**DESCRIPTION OF THE TASK:**
Report all lines of the records that contain "need".

(Page and application data records)
* * * * *

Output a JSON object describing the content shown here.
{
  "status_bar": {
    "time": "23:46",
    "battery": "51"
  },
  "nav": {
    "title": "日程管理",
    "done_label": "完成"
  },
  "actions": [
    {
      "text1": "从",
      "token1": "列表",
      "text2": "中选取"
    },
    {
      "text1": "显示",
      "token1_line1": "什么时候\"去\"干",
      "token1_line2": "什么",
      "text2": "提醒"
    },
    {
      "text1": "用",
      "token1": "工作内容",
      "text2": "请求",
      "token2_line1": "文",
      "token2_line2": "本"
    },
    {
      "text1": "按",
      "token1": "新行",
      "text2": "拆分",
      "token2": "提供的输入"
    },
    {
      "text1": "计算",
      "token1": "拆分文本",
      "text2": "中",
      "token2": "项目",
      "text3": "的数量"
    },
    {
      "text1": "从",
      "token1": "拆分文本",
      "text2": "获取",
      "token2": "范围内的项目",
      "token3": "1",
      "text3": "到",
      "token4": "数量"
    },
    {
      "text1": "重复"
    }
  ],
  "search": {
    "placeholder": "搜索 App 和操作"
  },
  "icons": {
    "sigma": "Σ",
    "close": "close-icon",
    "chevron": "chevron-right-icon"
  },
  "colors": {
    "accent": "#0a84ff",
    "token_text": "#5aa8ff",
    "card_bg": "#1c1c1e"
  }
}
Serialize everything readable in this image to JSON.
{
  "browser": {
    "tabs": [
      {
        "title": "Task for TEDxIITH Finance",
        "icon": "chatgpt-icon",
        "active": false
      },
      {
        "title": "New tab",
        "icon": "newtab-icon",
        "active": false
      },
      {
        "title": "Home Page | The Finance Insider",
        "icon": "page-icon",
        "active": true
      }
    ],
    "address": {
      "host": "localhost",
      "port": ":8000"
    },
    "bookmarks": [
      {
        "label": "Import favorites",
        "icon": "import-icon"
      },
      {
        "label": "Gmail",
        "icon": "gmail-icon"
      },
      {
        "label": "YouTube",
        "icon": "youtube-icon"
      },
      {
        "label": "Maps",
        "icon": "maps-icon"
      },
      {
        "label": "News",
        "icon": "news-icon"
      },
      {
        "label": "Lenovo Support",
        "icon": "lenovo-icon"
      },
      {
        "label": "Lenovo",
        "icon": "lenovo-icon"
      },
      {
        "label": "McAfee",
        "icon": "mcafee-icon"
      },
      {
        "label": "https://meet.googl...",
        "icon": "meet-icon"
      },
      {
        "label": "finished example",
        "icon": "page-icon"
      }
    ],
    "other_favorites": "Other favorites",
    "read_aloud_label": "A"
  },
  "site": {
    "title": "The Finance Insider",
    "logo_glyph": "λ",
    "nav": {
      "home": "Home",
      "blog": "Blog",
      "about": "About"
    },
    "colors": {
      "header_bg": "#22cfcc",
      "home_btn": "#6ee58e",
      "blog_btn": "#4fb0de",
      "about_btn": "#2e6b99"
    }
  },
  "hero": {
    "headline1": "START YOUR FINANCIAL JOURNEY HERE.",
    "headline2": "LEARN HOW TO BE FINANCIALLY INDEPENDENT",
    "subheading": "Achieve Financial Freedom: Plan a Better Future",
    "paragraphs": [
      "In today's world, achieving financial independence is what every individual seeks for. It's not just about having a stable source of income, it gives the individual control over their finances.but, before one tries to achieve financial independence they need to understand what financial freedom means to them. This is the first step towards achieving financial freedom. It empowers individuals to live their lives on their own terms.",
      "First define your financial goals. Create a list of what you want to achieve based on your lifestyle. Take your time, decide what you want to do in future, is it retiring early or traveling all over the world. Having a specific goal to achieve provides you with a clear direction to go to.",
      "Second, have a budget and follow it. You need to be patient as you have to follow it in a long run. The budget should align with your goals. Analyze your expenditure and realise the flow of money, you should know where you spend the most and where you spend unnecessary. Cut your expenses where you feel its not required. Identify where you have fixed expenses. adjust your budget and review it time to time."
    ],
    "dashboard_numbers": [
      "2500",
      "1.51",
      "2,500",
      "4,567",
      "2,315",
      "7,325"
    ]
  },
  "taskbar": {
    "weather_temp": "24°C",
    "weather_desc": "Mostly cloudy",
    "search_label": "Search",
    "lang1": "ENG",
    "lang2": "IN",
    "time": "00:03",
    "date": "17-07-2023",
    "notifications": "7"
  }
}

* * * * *

**RESULT:**
      "In today's world, achieving financial independence is what every individual seeks for. It's not just about having a stable source of income, it gives the individual control over their finances.but, before one tries to achieve financial independence they need to understand what financial freedom means to them. This is the first step towards achieving financial freedom. It empowers individuals to live their lives on their own terms.",
      "Second, have a budget and follow it. You need to be patient as you have to follow it in a long run. The budget should align with your goals. Analyze your expenditure and realise the flow of money, you should know where you spend the most and where you spend unnecessary. Cut your expenses where you feel its not required. Identify where you have fixed expenses. adjust your budget and review it time to time."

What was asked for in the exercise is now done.